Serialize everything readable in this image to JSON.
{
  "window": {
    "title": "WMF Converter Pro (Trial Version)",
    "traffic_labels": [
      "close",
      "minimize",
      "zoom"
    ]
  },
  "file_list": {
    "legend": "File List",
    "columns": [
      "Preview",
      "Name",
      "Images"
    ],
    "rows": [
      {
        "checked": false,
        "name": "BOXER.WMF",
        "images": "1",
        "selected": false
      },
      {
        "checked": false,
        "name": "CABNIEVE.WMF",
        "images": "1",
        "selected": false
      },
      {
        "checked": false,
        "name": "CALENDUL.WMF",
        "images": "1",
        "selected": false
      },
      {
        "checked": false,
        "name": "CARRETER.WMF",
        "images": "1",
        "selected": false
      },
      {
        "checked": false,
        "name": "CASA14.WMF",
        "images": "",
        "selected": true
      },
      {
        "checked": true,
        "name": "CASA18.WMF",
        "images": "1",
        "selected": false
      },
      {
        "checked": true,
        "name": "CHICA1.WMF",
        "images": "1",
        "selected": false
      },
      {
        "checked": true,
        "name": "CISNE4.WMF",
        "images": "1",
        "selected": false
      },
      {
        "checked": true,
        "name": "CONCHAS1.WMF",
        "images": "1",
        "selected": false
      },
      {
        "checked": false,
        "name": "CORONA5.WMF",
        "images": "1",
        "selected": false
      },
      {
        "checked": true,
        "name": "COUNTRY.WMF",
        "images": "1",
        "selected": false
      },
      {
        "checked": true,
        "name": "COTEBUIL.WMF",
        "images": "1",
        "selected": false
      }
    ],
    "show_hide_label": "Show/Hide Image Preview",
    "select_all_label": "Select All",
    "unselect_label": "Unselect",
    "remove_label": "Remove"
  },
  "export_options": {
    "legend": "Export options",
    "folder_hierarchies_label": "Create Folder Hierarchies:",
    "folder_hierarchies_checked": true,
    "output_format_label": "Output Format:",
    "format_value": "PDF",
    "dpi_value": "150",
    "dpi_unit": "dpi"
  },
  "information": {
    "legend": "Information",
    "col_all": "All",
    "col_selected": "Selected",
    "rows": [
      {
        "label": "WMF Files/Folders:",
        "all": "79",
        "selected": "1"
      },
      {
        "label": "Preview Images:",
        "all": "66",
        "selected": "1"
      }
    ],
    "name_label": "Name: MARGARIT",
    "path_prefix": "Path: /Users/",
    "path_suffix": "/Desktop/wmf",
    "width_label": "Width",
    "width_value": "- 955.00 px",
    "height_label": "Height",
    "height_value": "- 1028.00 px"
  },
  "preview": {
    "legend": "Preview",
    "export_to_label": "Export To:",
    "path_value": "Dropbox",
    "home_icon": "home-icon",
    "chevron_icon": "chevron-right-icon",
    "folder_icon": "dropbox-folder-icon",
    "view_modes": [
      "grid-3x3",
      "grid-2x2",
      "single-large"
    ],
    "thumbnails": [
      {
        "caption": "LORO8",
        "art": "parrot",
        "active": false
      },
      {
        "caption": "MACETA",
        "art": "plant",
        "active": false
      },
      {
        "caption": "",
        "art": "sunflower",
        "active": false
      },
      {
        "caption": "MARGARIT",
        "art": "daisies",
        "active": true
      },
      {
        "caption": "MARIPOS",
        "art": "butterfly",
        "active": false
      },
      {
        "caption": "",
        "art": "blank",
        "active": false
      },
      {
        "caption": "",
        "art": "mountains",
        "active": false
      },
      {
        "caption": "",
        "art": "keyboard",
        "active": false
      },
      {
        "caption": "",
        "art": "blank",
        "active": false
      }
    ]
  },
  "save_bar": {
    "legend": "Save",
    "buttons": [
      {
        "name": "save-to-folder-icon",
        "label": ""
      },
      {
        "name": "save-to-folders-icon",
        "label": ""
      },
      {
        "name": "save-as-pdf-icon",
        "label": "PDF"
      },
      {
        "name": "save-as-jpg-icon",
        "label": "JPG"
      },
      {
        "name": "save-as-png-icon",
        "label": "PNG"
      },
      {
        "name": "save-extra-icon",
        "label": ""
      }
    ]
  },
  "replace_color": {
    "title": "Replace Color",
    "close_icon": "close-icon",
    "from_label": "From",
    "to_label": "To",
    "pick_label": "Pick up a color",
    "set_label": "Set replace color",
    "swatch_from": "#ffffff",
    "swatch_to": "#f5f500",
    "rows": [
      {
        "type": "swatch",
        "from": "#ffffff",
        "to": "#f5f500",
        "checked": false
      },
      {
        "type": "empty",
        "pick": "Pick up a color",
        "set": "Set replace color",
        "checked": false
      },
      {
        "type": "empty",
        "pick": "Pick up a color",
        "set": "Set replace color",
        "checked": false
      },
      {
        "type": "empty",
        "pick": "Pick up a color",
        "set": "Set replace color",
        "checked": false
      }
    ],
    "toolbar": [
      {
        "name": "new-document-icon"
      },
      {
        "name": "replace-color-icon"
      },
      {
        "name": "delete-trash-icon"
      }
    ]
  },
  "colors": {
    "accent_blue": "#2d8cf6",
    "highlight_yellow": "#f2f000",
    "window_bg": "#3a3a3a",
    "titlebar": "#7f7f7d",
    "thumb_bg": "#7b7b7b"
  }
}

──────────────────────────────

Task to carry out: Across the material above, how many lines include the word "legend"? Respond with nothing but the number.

Result for this task: 5